“If he wants to, why not,” Putin answered when asked if he was going to meet Georgian President Giorgi Margvelashvili.
"I would very much like to see the tragedy of the previous
years consigned to the past as soon as possible,” Putin told
a Georgian journalist at the Sochi Olympics media center. “We
understand that it is difficult process, but Russia is committed
to the positive development of our relations with Georgia."
Putin also said that as a host country, Russia was happy to see the arrival of the Georgian team at the Olympics. The president added that Russia has resumed regular flights between Sochi and Tbilisi, promising that the route will continue after the Games.
The Russian president said the renewed flight path is “a good sign” and illustrates the Olympics’ ability to “contribute to building relationships, where it seemed to be impossible or very difficult.”
He wished the Georgian athletes the best of luck in the competitions, saying that they were helping to bridge the diplomatic divide that followed the Georgian offensive more than five years ago.
“The Olympic Games are helping to build relations with Georgia. I am very happy, and we wish success to the Georgian athletes,” Putin said.
Later on Monday, Georgian President Giorgi Margvelashvili said he intends to seriously consider Putin's statement.
“The Georgian-Russian relations are among the most painful and problematic relationship that Georgian state faces,” Margvelashvili said, adding that he will hold consultations and analyze the proposal.
“We will consult both internally and with Western colleagues and we will think of holding such a meeting,” the Georgian president added.
Georgian Deputy PM Kakha Kaladze told reporters on Tuesday that President Putin should meet only with the Georgian President and with the country’s Prime Minister. Kaladze also said the meetings could be possible after some work by Russia and Georgia, as they do not have diplomatic relations.

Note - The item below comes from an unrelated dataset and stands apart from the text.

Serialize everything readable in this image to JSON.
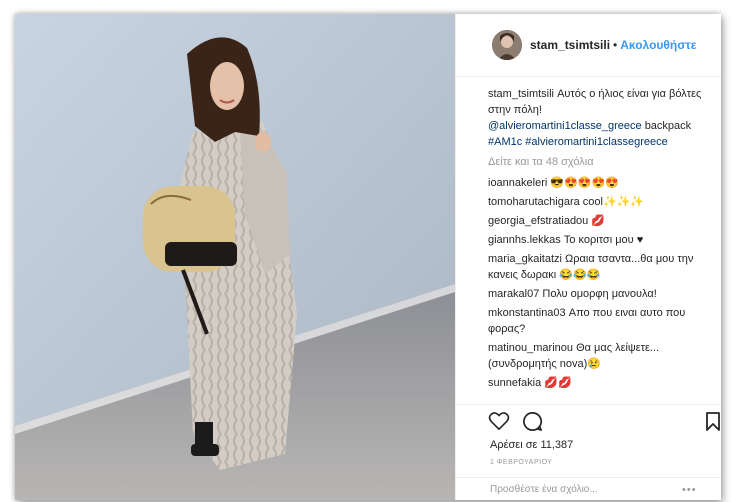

The deputy PM added that apart from forging better ties with Europe Georgia should improve relations with neighboring countries, including Russia. “For this, it is important that the government changes the position it has held for several years to a constructive one,” Kaladze stated.
Moscow’s relations with Tbilisi broke off following the military
conflict that began on the night of the opening of the Beijing
Summer Olympics on August 8, 2008. Following the Georgian attack
on Russian peacekeepers and civilians in South Ossetia, former
Russian President Dmitry Medvedev declared then-Georgian
President Mikhail Saakashvili persona non grata. The last time
the heads of Russia and Georgia met was on June 9, 2007 in St.
Petersburg on the eve of the CIS summit.
In November 2013, Margvelashvili became the latest elected president of Georgia. In early January, at a meeting with the Olympic team of his country, he called the trip to the Olympic Games in Russia a “very correct decision.”